For modern society, food is not just to satisfy our hunger. There are many meanings behind every dish—different experiences and memories for each person will create different impressions.
Indonesia offers a rich heritage of cuisines throughout the archipelago with its abundance of spices. Recipes, hands down from generation to generation, become a cultural value that people still hold on to.
UK-based Indonesian food champion Petty Elliott has been in the culinary field for almost 20 years and is famously known as a chef, writer, entrepreneur, and philanthropist. Her passion for Indonesian cuisine has led her from cooking in her family at home to being a guest chef in several prestigious hotels and resorts worldwide.
Is there anyone in your family that inspired you to cook?
My grandmother from my mother’s side, so my maternal grandmother, my Oma. I called her Oma.
Did you often cook with your Oma when you were a child?
Yes! I started to learn to cook from my Oma; from all her grandchildren, I was the one that always helped her in the kitchen; it’s like I was her sous chef. When I was little, after school, while my parents were working, we would go to Oma’s house, and while my siblings went to play, I would go to the kitchen to help my Oma cook; she was a great cook. I always enjoy cooking with her very much. She would take me to the traditional market, and back then is, where I learned about the abundance of ingredients we use. The different kinds of spices – which one is ginger, galangal, or turmeric, their differences in flavor, texture, and looks.
What is your favorite dish that she made?
There is a lot; she was a great cook. But I think my favorite would be Sup Ikan Kuah Asam – a clear seafood soup. The broth is clear with a refreshing taste and very comforting. The seafood is infused with lemongrass, chili, Kemangi, chopped garlic, and shallot. It is very easy to make yet so delicious and comforting – it’s also her favorite dish. I always remember my Oma every time I make that.
Do you have any memorable food memories with your family?
The food memories with my family are a lot, especially when we live in Manado. Christmas and Easter celebrations usually are the most significant celebration. We would do a buffet – from my Oma, my mom, my aunties we will fill the table with lots of food all dong long, especially at Christmas.
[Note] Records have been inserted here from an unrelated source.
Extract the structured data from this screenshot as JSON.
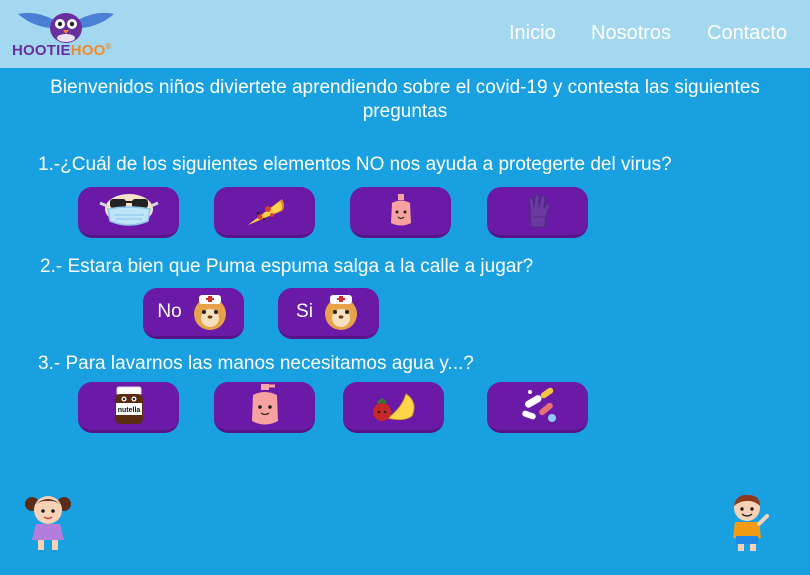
{
  "brand": {
    "name_part1": "HOOTIE",
    "name_part2": "HOO",
    "reg": "®"
  },
  "nav": {
    "items": [
      "Inicio",
      "Nosotros",
      "Contacto"
    ]
  },
  "intro": {
    "text": "Bienvenidos niños diviertete aprendiendo sobre el covid-19 y contesta las siguientes preguntas"
  },
  "questions": [
    {
      "text": "1.-¿Cuál de los siguientes elementos NO nos ayuda a protegerte del virus?",
      "options": [
        {
          "icon": "face-mask-icon"
        },
        {
          "icon": "pizza-icon"
        },
        {
          "icon": "soap-bottle-icon"
        },
        {
          "icon": "glove-icon"
        }
      ]
    },
    {
      "text": "2.- Estara bien que Puma espuma salga a la calle a jugar?",
      "options": [
        {
          "label": "No",
          "icon": "puma-nurse-icon"
        },
        {
          "label": "Si",
          "icon": "puma-nurse-icon"
        }
      ]
    },
    {
      "text": "3.- Para lavarnos las manos necesitamos agua y...?",
      "options": [
        {
          "icon": "nutella-jar-icon",
          "icon_text": "nutella"
        },
        {
          "icon": "soap-bottle-icon"
        },
        {
          "icon": "fruits-icon"
        },
        {
          "icon": "pills-icon"
        }
      ]
    }
  ],
  "colors": {
    "background": "#19a0e0",
    "header": "#a4d8f0",
    "option_button": "#6b1aa8",
    "brand_purple": "#6a2f9e",
    "brand_orange": "#f28a2b"
  }
}
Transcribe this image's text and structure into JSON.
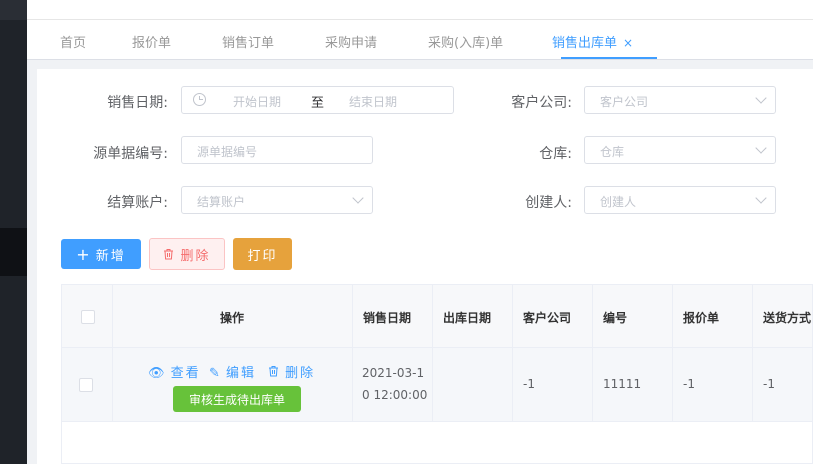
{
  "tabs": [
    {
      "label": "首页"
    },
    {
      "label": "报价单"
    },
    {
      "label": "销售订单"
    },
    {
      "label": "采购申请"
    },
    {
      "label": "采购(入库)单"
    },
    {
      "label": "销售出库单",
      "close": "×"
    }
  ],
  "filters": {
    "sale_date": {
      "label": "销售日期:",
      "start_placeholder": "开始日期",
      "separator": "至",
      "end_placeholder": "结束日期"
    },
    "customer": {
      "label": "客户公司:",
      "placeholder": "客户公司"
    },
    "source_no": {
      "label": "源单据编号:",
      "placeholder": "源单据编号"
    },
    "warehouse": {
      "label": "仓库:",
      "placeholder": "仓库"
    },
    "account": {
      "label": "结算账户:",
      "placeholder": "结算账户"
    },
    "creator": {
      "label": "创建人:",
      "placeholder": "创建人"
    }
  },
  "toolbar": {
    "add_icon": "+",
    "add_label": "新增",
    "delete_label": "删除",
    "print_label": "打印"
  },
  "table": {
    "columns": [
      "操作",
      "销售日期",
      "出库日期",
      "客户公司",
      "编号",
      "报价单",
      "送货方式"
    ],
    "row": {
      "actions": {
        "view": "查看",
        "edit": "编辑",
        "delete": "删除",
        "audit": "审核生成待出库单"
      },
      "sale_date_line1": "2021-03-1",
      "sale_date_line2": "0 12:00:00",
      "out_date": "",
      "customer": "-1",
      "number": "11111",
      "quote": "-1",
      "delivery": "-1"
    }
  },
  "colors": {
    "primary": "#409eff",
    "danger": "#f56c6c",
    "warning": "#e6a23c",
    "success": "#67c23a"
  }
}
For us, food is essential, and the table is the center of the family. We love to eat food at home, but we also love to go out in the city to try different dishes. I’ve tried Soto Makassar, Lao Lao noodles, and Sarikaya. And all these different cuisines helped me understand better when I started to get involved in the culinary world.
I think Manado culture has quite a strong European influence, but I see all this connection with Manado food and other cuisines in different regions in Indonesia. For instance, Nasi Kuning. Nasi Kuning in Manado has a different flavor from Nasi Kuning in Java. It is fascinating to see that every region has its taste profile, but the spices connect us.
Can you share one of the recipes passed down from your family? And why is that recipe meaningful to you?
There is quite a lot, from Woku Belanga, Sup Ikan Kuah Asam, Klapertart, and many more. But if it’s a simple one, a fusion that showcases my family’s heritage would be Roast Chicken with Sambal Dabu-Dabu. My children are half British, so I always try to combine British cuisine with Indonesian food, especially Manado, and I know Roast Chicken is very British – when it’s usually served with gravy, but I made it with Dabu Dabu instead, and it is super delicious.
It is pretty easy to make; the roast chicken is seasoned with salt, black pepper, and a squeeze of lime and rub it with coconut oil. Then, serves it with Sambal Dabu Dabu. It’s a bit more modern, but the addition of Dabu Dabu will give more flavor to the chicken.